We drove many hours southward near the coastline in glorious
British Columbia. Our goal was to veer off the Cassiar Highway onto
a little road to Hyder, Alaska. We'd heard this town is interesting in that
Hyder is officially in Alaska but the school is in Canada.
Not only different countries but time zones and currency, as well.
Also near a salt water fjord upon the US/Canadian border.
seemed worth the 80 miles off the route.
That was the plan, anyway.
Until around just one more bend in the winding road--WHOA!!
Being positioned behind a commercial truck, we came to a sudden halt.
In response to asking what the hold-up was all about we learned that we were waiting for a
pilot car to take us through. Well, that's a little delay but we've certainly had to wait for these cars before. Usually the longest wait was 30 minutes.
But honestly, seeing the road crew sitting in a chair with a log fire and portapotty
made us a bit uneasy. Seemed a bit too permanent.
Our senses were right on!
To our shock and dismay we learned that the pilot car wait was 2 hours--
And even worse, it only made the trip one more time this evening
and then closed the road until 8 AM. It was now 6PM.
What to do?
Well, the workers calmly told us that the line of waiting cars just sat there all night,
the people inside sleeping in the cars.
It was cold. We were miles and miles from any gas stations.
Couldn't risk using much gas for the heater. Quite a dilemma. Unbelievable, really.
Around 8:10 the pilot car showed up.
Driver got out and hung around visiting, no sign of urgency to stay on schedule.
I finally walked up to talk to her and get some information.

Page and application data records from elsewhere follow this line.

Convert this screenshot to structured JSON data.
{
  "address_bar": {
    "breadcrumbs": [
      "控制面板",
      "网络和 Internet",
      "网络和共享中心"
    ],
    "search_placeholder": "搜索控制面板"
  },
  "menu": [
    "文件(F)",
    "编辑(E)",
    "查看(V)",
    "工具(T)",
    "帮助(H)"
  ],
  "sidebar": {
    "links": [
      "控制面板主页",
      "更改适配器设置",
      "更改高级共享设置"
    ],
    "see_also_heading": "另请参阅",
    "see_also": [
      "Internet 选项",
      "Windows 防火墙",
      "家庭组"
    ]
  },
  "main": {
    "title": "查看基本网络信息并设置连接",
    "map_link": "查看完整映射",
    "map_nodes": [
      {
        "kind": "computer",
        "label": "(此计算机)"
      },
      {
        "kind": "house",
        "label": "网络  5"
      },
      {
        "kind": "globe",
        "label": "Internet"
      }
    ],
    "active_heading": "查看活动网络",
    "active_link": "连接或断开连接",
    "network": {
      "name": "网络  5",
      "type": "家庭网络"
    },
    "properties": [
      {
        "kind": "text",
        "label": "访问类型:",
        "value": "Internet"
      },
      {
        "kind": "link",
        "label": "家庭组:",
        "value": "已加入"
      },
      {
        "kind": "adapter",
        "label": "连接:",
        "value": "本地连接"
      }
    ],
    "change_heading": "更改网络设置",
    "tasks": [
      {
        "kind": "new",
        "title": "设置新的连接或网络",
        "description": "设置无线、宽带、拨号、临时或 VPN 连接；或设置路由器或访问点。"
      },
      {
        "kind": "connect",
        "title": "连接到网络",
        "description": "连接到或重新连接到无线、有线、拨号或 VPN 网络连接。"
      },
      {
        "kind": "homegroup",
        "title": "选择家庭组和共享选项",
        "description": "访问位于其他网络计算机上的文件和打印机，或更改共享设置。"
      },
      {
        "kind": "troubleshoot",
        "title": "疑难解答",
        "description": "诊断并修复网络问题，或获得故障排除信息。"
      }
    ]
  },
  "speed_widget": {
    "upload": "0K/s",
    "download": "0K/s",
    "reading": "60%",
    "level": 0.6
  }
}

Road was washed out 2 weeks ago by heavy mountain rains.
That's it. This is life living in a coastal mountain area.
We eventually began the caravan, traveling 20 mph for an hour behind the pilot car.
We were amazed by the many pieces of heavy equipment working in this wide area,
trying to repair so many places where there was no longer a road.
Our arrival to Hyder/Stewart was totally blocked as there was another
washout on the road to there and it only opened 3 times daily.
Of course there was no cell service and we couldn't call to cancel.
We were so grateful that we were simply passing through because we had met
other drivers that had to do this as part of their daily commute.
Can you even imagine that kind of patience?
The moral of this true story is:
The next time you grow edgy sitting at a red light,
remember our adventure with the pilot car on the Cassiar Highway.
And breathe a sigh of thankfulness.
Your light will quickly turn to green.